Those magnificent men in their flying machines… Katy Carr is such a fan that she’s written an album on the theme. Lyrically, Coquette is a Second World War concept piece, paying tribute to the brave chaps who helped save our bacon in the Battle of Britain, and the women who inspired them to do it.
Carr is a qualified pilot, always fascinated by the skies, whose third album injects her sensual oeuvre with a healthy splash of romance. In a voice alternately breathy and yearning and swoopingly multi-octaved, she channels the “beautiful feminine energy” of the likes of Gracie Fields, Katherine Hepburn and Ginger Rogers.
Musically, the album combines the feel of mid-century torch songs and waltzes with elements of traditional folk and spy film soundtracks, and hints of Bat For Lashes and Felt Mountain-era Goldfrapp. Despite these seemingly disparate ingredients, it all hangs together surprisingly cohesively.

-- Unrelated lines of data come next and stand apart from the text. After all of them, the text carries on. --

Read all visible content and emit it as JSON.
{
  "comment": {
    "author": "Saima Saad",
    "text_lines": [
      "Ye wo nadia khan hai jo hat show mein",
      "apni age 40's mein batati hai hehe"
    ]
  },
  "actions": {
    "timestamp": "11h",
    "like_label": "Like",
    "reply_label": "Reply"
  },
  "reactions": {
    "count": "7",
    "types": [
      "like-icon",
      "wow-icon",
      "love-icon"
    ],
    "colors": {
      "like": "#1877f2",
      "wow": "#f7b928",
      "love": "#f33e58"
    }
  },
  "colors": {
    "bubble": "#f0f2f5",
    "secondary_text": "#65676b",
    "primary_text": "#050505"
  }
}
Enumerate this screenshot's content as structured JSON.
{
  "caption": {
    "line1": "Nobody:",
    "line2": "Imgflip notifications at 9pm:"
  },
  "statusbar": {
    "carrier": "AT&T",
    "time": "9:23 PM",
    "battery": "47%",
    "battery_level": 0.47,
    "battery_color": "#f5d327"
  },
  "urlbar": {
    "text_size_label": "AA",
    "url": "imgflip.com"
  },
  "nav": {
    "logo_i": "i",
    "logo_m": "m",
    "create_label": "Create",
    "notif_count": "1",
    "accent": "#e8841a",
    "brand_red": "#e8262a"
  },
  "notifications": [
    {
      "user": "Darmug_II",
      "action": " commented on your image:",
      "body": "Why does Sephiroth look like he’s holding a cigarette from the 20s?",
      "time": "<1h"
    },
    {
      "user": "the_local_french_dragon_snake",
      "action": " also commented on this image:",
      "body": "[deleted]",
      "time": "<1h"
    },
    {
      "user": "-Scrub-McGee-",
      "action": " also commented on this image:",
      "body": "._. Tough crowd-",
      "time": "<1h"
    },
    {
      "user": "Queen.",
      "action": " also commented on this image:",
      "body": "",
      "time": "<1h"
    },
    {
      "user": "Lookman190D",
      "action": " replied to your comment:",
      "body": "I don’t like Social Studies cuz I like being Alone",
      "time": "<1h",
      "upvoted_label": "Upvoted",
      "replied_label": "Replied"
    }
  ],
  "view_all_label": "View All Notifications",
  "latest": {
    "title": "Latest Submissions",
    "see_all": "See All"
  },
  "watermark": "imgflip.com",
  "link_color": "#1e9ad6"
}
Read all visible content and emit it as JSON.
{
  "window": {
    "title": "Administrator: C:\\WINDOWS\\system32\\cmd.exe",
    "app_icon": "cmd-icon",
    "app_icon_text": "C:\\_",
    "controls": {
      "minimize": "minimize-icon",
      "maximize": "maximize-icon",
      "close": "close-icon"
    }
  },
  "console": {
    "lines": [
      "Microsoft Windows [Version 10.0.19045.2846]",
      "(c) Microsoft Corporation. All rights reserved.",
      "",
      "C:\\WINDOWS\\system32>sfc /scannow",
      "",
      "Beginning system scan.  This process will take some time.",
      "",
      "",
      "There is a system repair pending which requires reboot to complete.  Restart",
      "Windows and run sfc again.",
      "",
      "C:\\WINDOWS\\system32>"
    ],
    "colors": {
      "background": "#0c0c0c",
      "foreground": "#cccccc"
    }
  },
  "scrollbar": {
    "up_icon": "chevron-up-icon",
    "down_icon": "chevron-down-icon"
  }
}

This would be great soundtrack music: some tracks are the most convincingly romantic music I’ve heard for a while. The nearness of death creates an intensity to her characters’ yearning while their lovers are away (’Sparkle’, ‘Butterfly’); and to their lovemaking when they return safely once more (’Erotic Days’).
However, not everyone makes it, and the darker emotions are acknowledged on ‘Orchidophile’, where the flowers remind her ‘of a love I once knew’; while closer ‘The White Cliffs’ borrows from Vera Lynn in a story of woman preparing to throw herself over cliffs over her dead airman lover.
The scope broadens on two of the more uptempo numbers. ‘Berliner Song’ pays tribute to the divine Ms Dietrich’s desire to escape the rise of the Nazis and make it on the world stage. And the breathlessly tense ‘Kommander’s Carr puts herself in the place of a group of men escaping Auschwitz.
Richly atmospheric and sensual, this is an album to immerse yourself in. It’s not a collection of classic songs per se, but the whole is greater than the sum of its parts. Pour yourself a glass of red, and prepare to wallow … Review by Ben Wood